(REQUIREMENT): In the entries below, how many lines contain the word "Access"? State the number and nothing more.

(SUPPLIED MATERIAL):
Content starts
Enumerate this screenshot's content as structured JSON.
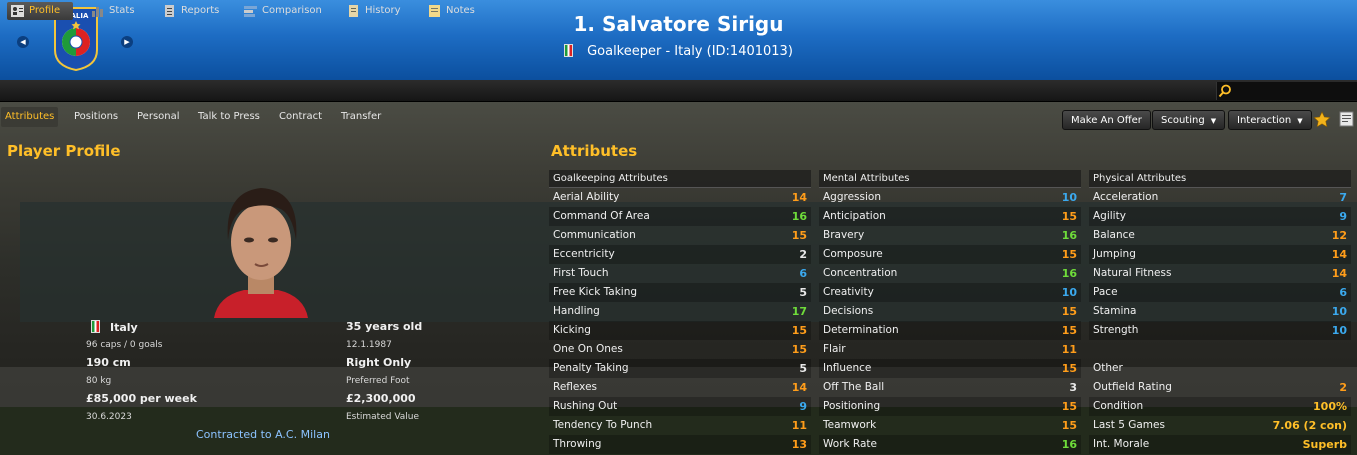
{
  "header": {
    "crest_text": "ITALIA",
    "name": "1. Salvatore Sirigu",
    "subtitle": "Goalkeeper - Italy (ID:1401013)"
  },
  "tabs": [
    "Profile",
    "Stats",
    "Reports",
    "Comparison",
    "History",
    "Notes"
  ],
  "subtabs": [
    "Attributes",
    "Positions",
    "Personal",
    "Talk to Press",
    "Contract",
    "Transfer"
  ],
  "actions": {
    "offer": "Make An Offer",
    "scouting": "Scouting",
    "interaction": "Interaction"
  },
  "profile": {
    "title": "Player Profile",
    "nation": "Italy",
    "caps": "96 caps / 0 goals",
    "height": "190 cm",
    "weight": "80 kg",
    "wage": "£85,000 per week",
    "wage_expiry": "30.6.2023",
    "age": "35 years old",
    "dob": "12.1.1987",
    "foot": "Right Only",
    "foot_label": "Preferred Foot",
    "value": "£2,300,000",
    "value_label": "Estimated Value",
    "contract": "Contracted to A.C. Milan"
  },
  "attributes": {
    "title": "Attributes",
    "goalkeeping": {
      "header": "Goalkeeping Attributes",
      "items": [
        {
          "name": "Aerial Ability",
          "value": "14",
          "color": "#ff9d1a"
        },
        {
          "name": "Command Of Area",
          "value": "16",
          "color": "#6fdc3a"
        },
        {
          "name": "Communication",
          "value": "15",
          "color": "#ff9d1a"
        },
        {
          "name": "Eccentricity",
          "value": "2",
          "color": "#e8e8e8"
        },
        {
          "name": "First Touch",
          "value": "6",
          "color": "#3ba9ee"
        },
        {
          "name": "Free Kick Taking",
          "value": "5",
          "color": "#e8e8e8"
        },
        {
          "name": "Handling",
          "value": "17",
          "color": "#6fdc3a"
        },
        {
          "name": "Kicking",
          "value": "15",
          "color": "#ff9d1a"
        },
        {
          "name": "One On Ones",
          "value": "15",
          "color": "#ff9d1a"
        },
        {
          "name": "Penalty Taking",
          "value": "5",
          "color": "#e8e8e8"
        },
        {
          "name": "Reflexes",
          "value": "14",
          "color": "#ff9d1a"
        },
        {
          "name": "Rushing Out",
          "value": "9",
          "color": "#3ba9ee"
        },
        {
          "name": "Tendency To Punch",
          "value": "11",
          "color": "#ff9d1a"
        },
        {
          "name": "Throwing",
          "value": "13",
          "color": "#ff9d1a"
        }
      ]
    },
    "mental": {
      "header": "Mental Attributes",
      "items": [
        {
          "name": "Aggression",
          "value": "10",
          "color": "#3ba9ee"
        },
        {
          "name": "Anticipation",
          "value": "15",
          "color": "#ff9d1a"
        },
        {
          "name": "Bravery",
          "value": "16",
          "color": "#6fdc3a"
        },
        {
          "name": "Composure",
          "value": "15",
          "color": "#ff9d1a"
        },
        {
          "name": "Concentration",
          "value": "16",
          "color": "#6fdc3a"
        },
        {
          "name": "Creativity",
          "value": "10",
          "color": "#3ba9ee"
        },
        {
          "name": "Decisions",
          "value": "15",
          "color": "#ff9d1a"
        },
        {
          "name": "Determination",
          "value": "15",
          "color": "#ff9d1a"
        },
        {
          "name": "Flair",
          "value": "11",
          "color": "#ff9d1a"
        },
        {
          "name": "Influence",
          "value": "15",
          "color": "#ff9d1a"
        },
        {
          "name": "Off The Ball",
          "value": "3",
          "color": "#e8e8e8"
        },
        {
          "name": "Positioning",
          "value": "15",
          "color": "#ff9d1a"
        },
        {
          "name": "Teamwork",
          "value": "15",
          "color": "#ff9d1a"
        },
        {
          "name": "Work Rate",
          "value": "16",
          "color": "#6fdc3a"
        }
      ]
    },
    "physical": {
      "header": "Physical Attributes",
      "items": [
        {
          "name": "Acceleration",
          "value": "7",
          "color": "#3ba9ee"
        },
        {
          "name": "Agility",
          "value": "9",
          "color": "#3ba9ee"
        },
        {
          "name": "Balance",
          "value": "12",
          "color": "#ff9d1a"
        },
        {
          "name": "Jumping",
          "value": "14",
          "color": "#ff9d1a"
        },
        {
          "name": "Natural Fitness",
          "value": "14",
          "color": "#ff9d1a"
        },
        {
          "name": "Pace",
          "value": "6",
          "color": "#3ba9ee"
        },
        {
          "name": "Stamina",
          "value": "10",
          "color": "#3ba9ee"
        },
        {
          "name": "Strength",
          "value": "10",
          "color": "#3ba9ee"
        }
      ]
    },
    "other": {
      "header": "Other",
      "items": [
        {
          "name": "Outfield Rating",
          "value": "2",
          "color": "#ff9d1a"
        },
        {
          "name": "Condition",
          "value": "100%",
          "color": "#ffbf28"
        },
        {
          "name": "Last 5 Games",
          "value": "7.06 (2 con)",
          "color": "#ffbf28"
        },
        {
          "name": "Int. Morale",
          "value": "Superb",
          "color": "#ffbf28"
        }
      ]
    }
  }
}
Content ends
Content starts
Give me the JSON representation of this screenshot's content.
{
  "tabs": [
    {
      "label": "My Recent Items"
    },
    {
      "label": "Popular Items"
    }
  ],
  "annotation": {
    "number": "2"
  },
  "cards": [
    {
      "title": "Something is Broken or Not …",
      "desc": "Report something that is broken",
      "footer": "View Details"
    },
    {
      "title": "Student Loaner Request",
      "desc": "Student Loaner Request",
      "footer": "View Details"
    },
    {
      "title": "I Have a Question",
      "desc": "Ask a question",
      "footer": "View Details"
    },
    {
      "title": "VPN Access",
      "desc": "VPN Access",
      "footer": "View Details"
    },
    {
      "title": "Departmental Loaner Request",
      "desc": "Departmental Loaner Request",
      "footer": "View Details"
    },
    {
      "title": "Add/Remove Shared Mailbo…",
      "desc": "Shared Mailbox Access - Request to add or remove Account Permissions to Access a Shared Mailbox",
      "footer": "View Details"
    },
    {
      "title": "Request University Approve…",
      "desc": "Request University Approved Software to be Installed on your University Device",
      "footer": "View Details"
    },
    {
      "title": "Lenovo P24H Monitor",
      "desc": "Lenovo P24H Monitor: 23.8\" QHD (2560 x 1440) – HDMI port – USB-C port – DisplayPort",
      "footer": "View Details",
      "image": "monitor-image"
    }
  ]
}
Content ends
(YOUR SOLUTION): 3